Allow me to venture that high education costs are the equivalent of Ekalavya’s thumb for low-income students who are crippled by the burden.
Desi immigrants are uniquely positioned to understand that a college education can be a ticket to the American Dream. Even after admission is secured, steep college tuition remains a formidable barrier.
But perhaps there is hope. The “other,” arguably less famous, Salman Khan of Khan Academy has been in the news recently. The son of Bangladeshi parents, Sal attended MIT and Harvard before founding Khan Academy.
In partnership with the College Board, Khan Academy announced free prep classes that hold the promise of creating educational access. (“Can Khan Academy’s Free SAT Prep Level the Playing Field?” Jason Tanz, Wired, June 2, 2015.)
Could this usher in a democratization of education? Can you say MOOC? (Massive Open Online Course) As in so many fields, the Silicon Valley leads the trend. Sebastian Thrun’s first open 2011 Artificial Intelligence class grew to 160,000 students. Despite some disappointment over completion rates, there is no doubt that the new model has the potential to radically alter higher education. The face-to-face Socratic method of teaching is effective, but expensive. The door has been cracked open just a sliver.
Let’s hope that a modern-day Ekalavya can sign up for a free Khan Academy prep class or a MOOC instead.

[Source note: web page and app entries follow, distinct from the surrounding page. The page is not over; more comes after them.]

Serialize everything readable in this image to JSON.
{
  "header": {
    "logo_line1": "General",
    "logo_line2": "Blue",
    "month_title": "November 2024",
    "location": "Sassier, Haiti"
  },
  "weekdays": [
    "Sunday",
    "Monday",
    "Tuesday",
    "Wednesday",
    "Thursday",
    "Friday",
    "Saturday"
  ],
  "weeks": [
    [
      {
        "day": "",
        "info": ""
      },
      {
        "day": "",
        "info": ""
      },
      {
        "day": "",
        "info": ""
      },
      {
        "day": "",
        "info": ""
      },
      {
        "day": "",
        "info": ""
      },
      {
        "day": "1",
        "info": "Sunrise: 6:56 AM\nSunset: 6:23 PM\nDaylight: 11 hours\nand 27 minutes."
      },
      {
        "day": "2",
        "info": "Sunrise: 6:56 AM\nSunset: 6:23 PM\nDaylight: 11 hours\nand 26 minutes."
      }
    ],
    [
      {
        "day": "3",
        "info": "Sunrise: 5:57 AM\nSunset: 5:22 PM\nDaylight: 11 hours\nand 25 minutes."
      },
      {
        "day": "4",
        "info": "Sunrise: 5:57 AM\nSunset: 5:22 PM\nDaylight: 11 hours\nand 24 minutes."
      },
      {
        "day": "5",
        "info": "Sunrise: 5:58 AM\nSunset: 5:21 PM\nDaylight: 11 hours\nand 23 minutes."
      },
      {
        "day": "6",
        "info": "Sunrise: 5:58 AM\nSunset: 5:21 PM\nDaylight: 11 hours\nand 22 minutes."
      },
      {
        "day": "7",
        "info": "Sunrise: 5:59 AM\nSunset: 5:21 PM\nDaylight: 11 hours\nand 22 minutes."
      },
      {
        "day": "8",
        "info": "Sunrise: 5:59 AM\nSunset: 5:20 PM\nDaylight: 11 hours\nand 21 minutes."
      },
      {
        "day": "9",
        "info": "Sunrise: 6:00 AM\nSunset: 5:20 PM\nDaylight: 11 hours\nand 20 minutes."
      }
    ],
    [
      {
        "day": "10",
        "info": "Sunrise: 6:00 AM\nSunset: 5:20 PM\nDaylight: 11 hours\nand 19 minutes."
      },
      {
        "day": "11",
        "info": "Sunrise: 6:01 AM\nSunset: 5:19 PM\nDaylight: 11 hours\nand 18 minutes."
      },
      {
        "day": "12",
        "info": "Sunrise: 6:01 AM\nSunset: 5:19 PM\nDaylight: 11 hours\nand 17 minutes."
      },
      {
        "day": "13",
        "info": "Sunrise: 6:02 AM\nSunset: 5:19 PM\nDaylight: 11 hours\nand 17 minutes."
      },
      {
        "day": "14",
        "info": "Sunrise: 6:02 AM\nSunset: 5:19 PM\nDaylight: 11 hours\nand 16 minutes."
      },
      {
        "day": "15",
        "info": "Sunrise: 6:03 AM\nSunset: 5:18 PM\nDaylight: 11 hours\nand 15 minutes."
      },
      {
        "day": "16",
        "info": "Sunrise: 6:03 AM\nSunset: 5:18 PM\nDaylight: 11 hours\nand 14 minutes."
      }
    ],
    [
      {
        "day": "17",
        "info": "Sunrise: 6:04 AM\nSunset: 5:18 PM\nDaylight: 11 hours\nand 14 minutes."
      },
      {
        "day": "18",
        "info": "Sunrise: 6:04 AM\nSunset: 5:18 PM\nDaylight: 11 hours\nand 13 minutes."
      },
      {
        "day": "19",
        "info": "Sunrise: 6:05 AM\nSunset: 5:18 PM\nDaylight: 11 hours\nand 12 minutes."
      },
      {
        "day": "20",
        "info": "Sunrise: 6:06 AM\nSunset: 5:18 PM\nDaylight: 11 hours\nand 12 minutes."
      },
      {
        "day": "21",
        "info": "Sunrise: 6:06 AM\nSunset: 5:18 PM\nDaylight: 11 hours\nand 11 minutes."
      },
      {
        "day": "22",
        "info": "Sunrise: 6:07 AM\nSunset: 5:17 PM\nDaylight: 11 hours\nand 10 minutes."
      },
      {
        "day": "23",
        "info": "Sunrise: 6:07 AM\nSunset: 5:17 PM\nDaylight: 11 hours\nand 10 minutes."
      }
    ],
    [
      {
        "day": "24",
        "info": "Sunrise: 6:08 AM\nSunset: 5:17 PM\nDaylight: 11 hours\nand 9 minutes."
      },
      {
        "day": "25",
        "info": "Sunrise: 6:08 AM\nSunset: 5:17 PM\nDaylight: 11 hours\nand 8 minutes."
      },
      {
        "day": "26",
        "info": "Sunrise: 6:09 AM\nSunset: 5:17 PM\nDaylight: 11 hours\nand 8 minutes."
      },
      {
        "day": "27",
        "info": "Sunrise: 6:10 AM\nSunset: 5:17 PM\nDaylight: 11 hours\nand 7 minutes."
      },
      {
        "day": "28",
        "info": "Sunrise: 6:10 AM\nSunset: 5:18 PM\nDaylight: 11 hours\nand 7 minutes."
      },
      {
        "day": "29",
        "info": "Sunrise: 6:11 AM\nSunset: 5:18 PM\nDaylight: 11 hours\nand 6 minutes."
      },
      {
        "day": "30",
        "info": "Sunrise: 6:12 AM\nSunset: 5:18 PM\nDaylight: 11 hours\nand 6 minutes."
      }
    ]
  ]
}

Thumbs Up, Ekalavya!
Geetika Pathania Jain, Ph.D. is guest Managing Editor of India Currents magazine. Jaya Padmanabhan will return from her sabbatical next month.